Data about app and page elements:
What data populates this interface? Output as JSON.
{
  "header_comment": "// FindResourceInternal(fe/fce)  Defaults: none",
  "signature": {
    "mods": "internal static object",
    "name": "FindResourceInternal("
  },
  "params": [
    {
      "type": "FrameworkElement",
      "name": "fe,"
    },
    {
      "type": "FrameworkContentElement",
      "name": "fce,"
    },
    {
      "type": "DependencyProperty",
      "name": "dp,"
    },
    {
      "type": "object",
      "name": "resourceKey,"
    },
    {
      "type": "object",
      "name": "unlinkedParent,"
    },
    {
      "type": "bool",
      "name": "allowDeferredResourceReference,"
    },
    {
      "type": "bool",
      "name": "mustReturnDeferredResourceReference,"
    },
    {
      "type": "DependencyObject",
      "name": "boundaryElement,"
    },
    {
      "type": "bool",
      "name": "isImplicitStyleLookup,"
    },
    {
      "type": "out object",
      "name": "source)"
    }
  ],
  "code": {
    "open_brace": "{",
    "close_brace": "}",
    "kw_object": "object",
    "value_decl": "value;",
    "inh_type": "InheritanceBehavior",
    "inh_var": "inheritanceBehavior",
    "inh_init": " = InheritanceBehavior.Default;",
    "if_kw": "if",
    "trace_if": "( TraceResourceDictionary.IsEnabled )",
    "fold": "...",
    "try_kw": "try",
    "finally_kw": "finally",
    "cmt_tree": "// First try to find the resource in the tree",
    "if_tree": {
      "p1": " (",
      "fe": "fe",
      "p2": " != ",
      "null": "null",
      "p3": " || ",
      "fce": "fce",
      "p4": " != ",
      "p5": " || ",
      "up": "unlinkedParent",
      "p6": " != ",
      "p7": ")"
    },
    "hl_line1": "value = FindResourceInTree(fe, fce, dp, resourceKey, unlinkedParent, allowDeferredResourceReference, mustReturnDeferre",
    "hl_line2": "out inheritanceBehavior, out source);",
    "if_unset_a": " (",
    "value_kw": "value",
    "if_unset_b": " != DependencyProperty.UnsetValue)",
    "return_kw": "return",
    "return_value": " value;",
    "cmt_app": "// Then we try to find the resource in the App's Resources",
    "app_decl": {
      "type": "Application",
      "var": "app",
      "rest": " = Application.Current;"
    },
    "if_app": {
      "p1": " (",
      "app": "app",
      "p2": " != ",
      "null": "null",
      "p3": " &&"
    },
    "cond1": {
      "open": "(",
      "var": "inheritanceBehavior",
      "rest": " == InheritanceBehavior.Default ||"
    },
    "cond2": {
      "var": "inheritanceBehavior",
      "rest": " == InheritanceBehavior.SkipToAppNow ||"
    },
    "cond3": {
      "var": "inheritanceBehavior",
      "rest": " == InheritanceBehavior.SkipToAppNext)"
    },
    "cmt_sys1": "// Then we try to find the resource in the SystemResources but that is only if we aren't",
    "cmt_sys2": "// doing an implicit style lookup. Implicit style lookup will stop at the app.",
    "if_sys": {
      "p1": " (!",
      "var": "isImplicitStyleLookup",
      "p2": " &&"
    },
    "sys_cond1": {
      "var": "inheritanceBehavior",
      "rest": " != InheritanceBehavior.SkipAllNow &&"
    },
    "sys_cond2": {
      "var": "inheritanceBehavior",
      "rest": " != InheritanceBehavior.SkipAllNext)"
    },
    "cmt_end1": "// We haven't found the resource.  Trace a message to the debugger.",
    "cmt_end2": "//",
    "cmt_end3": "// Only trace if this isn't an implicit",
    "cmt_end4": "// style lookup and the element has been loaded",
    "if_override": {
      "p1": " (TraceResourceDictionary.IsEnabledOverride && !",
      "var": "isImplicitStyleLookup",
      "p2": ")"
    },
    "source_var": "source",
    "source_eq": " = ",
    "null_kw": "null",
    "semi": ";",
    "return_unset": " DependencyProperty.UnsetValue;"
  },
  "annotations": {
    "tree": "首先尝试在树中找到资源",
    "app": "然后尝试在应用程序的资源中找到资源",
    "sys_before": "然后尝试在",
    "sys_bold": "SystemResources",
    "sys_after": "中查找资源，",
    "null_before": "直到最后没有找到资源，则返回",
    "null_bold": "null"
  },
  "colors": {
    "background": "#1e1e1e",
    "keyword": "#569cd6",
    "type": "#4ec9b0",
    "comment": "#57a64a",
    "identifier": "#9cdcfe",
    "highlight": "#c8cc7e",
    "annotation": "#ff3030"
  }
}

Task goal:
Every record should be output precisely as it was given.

Result of this task:
What data populates this interface? Output as JSON.
{
  "header_comment": "// FindResourceInternal(fe/fce)  Defaults: none",
  "signature": {
    "mods": "internal static object",
    "name": "FindResourceInternal("
  },
  "params": [
    {
      "type": "FrameworkElement",
      "name": "fe,"
    },
    {
      "type": "FrameworkContentElement",
      "name": "fce,"
    },
    {
      "type": "DependencyProperty",
      "name": "dp,"
    },
    {
      "type": "object",
      "name": "resourceKey,"
    },
    {
      "type": "object",
      "name": "unlinkedParent,"
    },
    {
      "type": "bool",
      "name": "allowDeferredResourceReference,"
    },
    {
      "type": "bool",
      "name": "mustReturnDeferredResourceReference,"
    },
    {
      "type": "DependencyObject",
      "name": "boundaryElement,"
    },
    {
      "type": "bool",
      "name": "isImplicitStyleLookup,"
    },
    {
      "type": "out object",
      "name": "source)"
    }
  ],
  "code": {
    "open_brace": "{",
    "close_brace": "}",
    "kw_object": "object",
    "value_decl": "value;",
    "inh_type": "InheritanceBehavior",
    "inh_var": "inheritanceBehavior",
    "inh_init": " = InheritanceBehavior.Default;",
    "if_kw": "if",
    "trace_if": "( TraceResourceDictionary.IsEnabled )",
    "fold": "...",
    "try_kw": "try",
    "finally_kw": "finally",
    "cmt_tree": "// First try to find the resource in the tree",
    "if_tree": {
      "p1": " (",
      "fe": "fe",
      "p2": " != ",
      "null": "null",
      "p3": " || ",
      "fce": "fce",
      "p4": " != ",
      "p5": " || ",
      "up": "unlinkedParent",
      "p6": " != ",
      "p7": ")"
    },
    "hl_line1": "value = FindResourceInTree(fe, fce, dp, resourceKey, unlinkedParent, allowDeferredResourceReference, mustReturnDeferre",
    "hl_line2": "out inheritanceBehavior, out source);",
    "if_unset_a": " (",
    "value_kw": "value",
    "if_unset_b": " != DependencyProperty.UnsetValue)",
    "return_kw": "return",
    "return_value": " value;",
    "cmt_app": "// Then we try to find the resource in the App's Resources",
    "app_decl": {
      "type": "Application",
      "var": "app",
      "rest": " = Application.Current;"
    },
    "if_app": {
      "p1": " (",
      "app": "app",
      "p2": " != ",
      "null": "null",
      "p3": " &&"
    },
    "cond1": {
      "open": "(",
      "var": "inheritanceBehavior",
      "rest": " == InheritanceBehavior.Default ||"
    },
    "cond2": {
      "var": "inheritanceBehavior",
      "rest": " == InheritanceBehavior.SkipToAppNow ||"
    },
    "cond3": {
      "var": "inheritanceBehavior",
      "rest": " == InheritanceBehavior.SkipToAppNext)"
    },
    "cmt_sys1": "// Then we try to find the resource in the SystemResources but that is only if we aren't",
    "cmt_sys2": "// doing an implicit style lookup. Implicit style lookup will stop at the app.",
    "if_sys": {
      "p1": " (!",
      "var": "isImplicitStyleLookup",
      "p2": " &&"
    },
    "sys_cond1": {
      "var": "inheritanceBehavior",
      "rest": " != InheritanceBehavior.SkipAllNow &&"
    },
    "sys_cond2": {
      "var": "inheritanceBehavior",
      "rest": " != InheritanceBehavior.SkipAllNext)"
    },
    "cmt_end1": "// We haven't found the resource.  Trace a message to the debugger.",
    "cmt_end2": "//",
    "cmt_end3": "// Only trace if this isn't an implicit",
    "cmt_end4": "// style lookup and the element has been loaded",
    "if_override": {
      "p1": " (TraceResourceDictionary.IsEnabledOverride && !",
      "var": "isImplicitStyleLookup",
      "p2": ")"
    },
    "source_var": "source",
    "source_eq": " = ",
    "null_kw": "null",
    "semi": ";",
    "return_unset": " DependencyProperty.UnsetValue;"
  },
  "annotations": {
    "tree": "首先尝试在树中找到资源",
    "app": "然后尝试在应用程序的资源中找到资源",
    "sys_before": "然后尝试在",
    "sys_bold": "SystemResources",
    "sys_after": "中查找资源，",
    "null_before": "直到最后没有找到资源，则返回",
    "null_bold": "null"
  },
  "colors": {
    "background": "#1e1e1e",
    "keyword": "#569cd6",
    "type": "#4ec9b0",
    "comment": "#57a64a",
    "identifier": "#9cdcfe",
    "highlight": "#c8cc7e",
    "annotation": "#ff3030"
  }
}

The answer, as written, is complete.